■ **Prompt**
Word for word, repeat all of the entries.

========

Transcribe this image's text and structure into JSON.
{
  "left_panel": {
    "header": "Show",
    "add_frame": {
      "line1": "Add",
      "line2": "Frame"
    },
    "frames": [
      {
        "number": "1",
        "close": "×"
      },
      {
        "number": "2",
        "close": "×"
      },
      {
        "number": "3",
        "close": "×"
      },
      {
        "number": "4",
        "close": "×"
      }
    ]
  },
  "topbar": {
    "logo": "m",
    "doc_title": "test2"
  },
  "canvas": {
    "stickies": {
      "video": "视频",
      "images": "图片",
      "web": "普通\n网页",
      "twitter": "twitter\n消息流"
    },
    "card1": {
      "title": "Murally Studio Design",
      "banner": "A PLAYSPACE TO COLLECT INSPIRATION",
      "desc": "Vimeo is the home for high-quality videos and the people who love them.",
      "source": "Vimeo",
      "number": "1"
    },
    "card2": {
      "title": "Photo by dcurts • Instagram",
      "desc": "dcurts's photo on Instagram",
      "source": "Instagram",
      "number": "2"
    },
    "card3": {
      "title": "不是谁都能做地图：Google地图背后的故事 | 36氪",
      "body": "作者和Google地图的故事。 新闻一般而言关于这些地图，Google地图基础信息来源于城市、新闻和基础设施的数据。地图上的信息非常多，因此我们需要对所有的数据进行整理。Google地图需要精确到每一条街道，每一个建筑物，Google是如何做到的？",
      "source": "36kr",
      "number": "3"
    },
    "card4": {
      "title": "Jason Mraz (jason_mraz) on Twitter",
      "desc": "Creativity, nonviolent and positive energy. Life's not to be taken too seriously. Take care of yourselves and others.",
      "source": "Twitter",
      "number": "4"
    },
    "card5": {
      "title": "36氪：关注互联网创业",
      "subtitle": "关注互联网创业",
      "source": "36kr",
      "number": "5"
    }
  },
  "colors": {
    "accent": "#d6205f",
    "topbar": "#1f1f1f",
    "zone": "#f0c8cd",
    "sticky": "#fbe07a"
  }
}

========

■ **Finished task**
Transcribe this image's text and structure into JSON.
{
  "left_panel": {
    "header": "Show",
    "add_frame": {
      "line1": "Add",
      "line2": "Frame"
    },
    "frames": [
      {
        "number": "1",
        "close": "×"
      },
      {
        "number": "2",
        "close": "×"
      },
      {
        "number": "3",
        "close": "×"
      },
      {
        "number": "4",
        "close": "×"
      }
    ]
  },
  "topbar": {
    "logo": "m",
    "doc_title": "test2"
  },
  "canvas": {
    "stickies": {
      "video": "视频",
      "images": "图片",
      "web": "普通\n网页",
      "twitter": "twitter\n消息流"
    },
    "card1": {
      "title": "Murally Studio Design",
      "banner": "A PLAYSPACE TO COLLECT INSPIRATION",
      "desc": "Vimeo is the home for high-quality videos and the people who love them.",
      "source": "Vimeo",
      "number": "1"
    },
    "card2": {
      "title": "Photo by dcurts • Instagram",
      "desc": "dcurts's photo on Instagram",
      "source": "Instagram",
      "number": "2"
    },
    "card3": {
      "title": "不是谁都能做地图：Google地图背后的故事 | 36氪",
      "body": "作者和Google地图的故事。 新闻一般而言关于这些地图，Google地图基础信息来源于城市、新闻和基础设施的数据。地图上的信息非常多，因此我们需要对所有的数据进行整理。Google地图需要精确到每一条街道，每一个建筑物，Google是如何做到的？",
      "source": "36kr",
      "number": "3"
    },
    "card4": {
      "title": "Jason Mraz (jason_mraz) on Twitter",
      "desc": "Creativity, nonviolent and positive energy. Life's not to be taken too seriously. Take care of yourselves and others.",
      "source": "Twitter",
      "number": "4"
    },
    "card5": {
      "title": "36氪：关注互联网创业",
      "subtitle": "关注互联网创业",
      "source": "36kr",
      "number": "5"
    }
  },
  "colors": {
    "accent": "#d6205f",
    "topbar": "#1f1f1f",
    "zone": "#f0c8cd",
    "sticky": "#fbe07a"
  }
}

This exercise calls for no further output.